As the country reels under the spread of opioid addiction and overdosing, a recent study conducted by Dartmouth-Hitchcock and the University of Michigan has brought a new focus to a possible connection between mental illness and addiction.
According to the study, the rate of opioid prescriptions in the United States has quadrupled in the past 15 years. The researchers found that more than half of all prescriptions for opioids in the U.S. each year are given to Americans with two of the most prevalent mental health disorders.
That means that 60 million of 115 million prescriptions for opioids distributed go to a portion of society that only accounts for 16 percent of the total U.S. population. These are prescriptions and do not necessarily lead to addiction, but the numbers are still alarming given that mental health disorders often correlate with substance abuse.
“The premise for the study came from clinical observations made by my co-author Brian Sites, M.D., at Dartmouth-Hitchcock,” said study co-author Matthew Davis, MPH, Ph.D., a health services researcher, assistant professor at the University of Michigan School of Nursing, and adjunct assistant professor at the Geisel School of Medicine at Dartmouth and the Dartmouth Institute for Health Policy and Clinical Practice.
“There has been work done in smaller studies on the connection between mental health disorders and pain but this is the first national study to look at the issue with opioid use.”
Even when looking at specific subgroups, he explained, including those with chronic pain or cancer, mental health disorders are still strongly correlated with opioid use.
“We still see that Americans with mental health disorders had a higher use,” Davis said.
The study looked at a sample of adults taken from the Agency for Healthcare Research and Quality’s 2011 and 2013 Medical Expenditure Panel Surveys, a survey of the non institutionalized U.S. population.
The researchers examined the relationship between anxiety and depression, the two most common mental health disorders and prescription opioid use as defined by receiving at least two prescriptions in a calendar year.
They found that of the 38.6 million Americans who have mental health disorders, nearly 19 percent of them use prescription opioids. And, as stated above, more than half of all total prescriptions in the U.S. go to this group.
The study, while informative, leaves many questions unanswered. How many of these people, for instance, go on to become addicted to the medication or leave prescription medication in favor of illegal substances? How many actually take all the medication they are prescribed? The correlation between the two is also difficult to tease out from these results.
Future studies may need to first identify people with mental health disorders and then track them over time to see rates of opioid use to better understand the correlation.
“More work needs to be done to understand the interaction between mental health and pain,” Davis said. “There are a number of teams around the country looking at the relationships between mental health and pain and opioid use now and over time we hope to understand more about what comes first.”
The biggest questions, Davis admits, are not answered by this one study but that does not lessen the impact of the work.
“From our perspective,” he said, “we have to start somewhere with reducing the nation’s dependency on prescription opioids.
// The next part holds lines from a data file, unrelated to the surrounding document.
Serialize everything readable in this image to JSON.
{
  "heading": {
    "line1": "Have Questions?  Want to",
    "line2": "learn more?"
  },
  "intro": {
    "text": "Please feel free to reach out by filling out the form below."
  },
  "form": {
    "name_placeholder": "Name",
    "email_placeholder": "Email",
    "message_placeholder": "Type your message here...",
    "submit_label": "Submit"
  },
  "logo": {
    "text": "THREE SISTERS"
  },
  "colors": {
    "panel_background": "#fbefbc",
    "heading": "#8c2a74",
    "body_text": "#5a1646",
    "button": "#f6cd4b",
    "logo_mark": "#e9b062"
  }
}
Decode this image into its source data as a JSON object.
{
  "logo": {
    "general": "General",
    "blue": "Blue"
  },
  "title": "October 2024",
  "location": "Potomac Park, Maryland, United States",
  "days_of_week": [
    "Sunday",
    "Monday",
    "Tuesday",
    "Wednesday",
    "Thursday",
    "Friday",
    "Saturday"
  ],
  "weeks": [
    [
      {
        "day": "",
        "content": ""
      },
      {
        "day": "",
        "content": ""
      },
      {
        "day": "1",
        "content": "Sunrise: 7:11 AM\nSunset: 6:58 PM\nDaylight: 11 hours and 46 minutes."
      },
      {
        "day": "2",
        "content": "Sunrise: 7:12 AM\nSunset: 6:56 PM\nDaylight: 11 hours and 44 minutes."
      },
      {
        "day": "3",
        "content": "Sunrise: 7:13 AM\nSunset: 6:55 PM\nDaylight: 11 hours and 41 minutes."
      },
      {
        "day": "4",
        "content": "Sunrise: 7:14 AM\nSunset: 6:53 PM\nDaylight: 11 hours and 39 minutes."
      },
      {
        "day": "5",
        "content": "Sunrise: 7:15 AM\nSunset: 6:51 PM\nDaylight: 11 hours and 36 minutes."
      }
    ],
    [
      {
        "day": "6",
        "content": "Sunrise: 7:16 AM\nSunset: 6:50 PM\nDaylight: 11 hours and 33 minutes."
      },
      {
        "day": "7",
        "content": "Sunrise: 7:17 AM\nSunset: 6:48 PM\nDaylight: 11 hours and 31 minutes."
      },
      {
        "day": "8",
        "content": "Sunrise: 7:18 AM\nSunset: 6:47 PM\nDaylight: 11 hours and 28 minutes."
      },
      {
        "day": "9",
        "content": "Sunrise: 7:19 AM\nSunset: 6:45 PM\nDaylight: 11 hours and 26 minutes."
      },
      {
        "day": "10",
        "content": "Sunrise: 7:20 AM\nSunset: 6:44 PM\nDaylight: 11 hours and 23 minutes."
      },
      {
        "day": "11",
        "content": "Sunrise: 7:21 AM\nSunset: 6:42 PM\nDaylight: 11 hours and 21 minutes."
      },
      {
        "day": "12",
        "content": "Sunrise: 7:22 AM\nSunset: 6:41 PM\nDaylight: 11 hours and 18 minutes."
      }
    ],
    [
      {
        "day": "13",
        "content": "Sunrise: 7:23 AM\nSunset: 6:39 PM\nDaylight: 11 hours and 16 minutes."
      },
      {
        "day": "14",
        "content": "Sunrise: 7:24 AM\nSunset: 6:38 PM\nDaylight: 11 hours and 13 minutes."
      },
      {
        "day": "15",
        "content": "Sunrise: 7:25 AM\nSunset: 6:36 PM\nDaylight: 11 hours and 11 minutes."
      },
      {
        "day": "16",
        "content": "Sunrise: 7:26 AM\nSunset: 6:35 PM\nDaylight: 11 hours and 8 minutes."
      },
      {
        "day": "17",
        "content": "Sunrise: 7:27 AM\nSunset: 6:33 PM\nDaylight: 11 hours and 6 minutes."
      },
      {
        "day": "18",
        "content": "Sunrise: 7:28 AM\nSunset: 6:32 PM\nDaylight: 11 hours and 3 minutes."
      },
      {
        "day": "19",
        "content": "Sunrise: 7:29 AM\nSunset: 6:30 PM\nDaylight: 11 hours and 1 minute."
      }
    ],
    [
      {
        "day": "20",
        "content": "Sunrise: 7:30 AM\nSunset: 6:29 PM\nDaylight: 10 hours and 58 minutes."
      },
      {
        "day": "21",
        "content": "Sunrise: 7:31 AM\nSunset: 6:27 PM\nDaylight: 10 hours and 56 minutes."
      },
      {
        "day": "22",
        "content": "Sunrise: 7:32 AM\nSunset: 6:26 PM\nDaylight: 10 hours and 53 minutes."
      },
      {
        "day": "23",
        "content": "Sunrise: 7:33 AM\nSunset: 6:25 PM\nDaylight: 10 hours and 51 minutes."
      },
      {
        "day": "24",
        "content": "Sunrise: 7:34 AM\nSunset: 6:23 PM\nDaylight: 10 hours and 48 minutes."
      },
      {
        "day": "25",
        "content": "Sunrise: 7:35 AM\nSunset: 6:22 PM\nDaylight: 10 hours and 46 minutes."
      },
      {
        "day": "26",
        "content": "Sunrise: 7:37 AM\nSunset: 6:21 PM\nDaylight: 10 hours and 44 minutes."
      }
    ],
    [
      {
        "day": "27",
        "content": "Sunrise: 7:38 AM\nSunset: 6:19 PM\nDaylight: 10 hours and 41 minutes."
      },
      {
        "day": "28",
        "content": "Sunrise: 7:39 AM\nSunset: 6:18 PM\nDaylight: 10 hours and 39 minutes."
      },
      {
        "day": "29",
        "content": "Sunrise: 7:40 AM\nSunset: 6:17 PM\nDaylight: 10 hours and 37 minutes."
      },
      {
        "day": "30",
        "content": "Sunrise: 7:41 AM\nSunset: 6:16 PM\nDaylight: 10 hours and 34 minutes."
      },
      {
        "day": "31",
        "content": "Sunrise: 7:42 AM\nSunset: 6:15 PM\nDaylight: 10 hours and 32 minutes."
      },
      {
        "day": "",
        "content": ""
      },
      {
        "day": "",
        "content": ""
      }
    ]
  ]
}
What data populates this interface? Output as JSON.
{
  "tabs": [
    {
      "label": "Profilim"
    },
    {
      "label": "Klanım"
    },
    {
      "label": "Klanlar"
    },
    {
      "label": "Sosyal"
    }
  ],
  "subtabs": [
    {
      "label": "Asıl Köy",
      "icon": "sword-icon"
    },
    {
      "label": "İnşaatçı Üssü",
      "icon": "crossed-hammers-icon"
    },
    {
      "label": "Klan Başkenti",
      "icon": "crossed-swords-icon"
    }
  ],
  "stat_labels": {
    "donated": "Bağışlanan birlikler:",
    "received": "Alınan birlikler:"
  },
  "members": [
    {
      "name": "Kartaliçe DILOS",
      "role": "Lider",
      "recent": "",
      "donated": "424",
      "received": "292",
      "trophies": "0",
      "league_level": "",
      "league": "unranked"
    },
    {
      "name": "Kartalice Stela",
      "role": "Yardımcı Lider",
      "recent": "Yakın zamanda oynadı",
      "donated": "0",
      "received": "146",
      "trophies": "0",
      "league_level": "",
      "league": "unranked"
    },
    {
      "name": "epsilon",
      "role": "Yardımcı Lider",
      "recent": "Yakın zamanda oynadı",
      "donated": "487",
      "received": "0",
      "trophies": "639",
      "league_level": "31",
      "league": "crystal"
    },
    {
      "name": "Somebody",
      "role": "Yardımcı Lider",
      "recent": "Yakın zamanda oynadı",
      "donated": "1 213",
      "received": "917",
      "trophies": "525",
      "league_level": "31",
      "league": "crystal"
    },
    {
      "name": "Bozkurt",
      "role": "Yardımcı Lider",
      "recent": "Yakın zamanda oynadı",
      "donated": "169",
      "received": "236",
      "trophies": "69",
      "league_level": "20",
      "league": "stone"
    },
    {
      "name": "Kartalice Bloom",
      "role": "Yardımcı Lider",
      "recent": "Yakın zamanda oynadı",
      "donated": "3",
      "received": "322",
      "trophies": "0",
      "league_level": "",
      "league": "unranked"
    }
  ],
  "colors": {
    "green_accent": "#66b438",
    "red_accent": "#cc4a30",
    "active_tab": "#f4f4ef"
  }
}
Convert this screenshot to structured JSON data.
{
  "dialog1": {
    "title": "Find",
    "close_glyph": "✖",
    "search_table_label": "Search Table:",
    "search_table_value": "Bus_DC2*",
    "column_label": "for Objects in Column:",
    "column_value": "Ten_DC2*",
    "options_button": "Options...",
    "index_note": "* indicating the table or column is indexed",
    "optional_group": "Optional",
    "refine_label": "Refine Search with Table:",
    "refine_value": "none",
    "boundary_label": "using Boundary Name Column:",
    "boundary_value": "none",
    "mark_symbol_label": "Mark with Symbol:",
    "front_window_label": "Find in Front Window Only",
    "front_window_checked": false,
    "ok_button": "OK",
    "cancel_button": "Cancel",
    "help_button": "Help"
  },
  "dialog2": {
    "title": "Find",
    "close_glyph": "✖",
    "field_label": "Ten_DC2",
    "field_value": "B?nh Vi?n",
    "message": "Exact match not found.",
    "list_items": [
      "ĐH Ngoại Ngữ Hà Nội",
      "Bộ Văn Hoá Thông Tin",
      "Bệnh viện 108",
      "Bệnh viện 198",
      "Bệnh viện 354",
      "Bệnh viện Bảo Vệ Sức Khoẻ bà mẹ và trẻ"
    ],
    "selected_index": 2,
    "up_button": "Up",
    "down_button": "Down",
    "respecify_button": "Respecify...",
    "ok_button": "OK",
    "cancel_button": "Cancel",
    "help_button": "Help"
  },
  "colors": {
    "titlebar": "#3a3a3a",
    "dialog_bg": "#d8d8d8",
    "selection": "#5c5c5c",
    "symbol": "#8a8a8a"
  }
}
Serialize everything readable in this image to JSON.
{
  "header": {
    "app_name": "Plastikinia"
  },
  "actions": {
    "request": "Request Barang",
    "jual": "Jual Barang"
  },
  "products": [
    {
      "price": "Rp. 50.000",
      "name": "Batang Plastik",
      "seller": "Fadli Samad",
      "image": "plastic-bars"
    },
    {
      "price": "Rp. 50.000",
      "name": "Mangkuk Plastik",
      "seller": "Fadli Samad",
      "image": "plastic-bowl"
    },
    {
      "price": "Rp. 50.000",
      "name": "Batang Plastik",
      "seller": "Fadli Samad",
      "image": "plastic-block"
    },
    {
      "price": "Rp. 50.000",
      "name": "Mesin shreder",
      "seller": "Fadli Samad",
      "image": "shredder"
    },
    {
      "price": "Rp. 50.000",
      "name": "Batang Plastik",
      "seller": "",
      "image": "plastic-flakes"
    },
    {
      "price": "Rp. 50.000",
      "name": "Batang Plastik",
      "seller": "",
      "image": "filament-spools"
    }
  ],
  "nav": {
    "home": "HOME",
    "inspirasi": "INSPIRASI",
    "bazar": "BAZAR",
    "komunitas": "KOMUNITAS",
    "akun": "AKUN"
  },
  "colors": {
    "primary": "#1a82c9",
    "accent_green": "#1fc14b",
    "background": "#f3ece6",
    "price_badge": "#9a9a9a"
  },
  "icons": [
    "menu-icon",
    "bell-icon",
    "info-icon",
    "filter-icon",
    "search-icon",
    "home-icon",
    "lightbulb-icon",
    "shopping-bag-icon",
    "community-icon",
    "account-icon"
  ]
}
It is important for providers who take care of these people to be aware of the risks. Our study suggests that the population of Americans with mental health disorders is a good place to begin.”
By Catherine Robertson Souter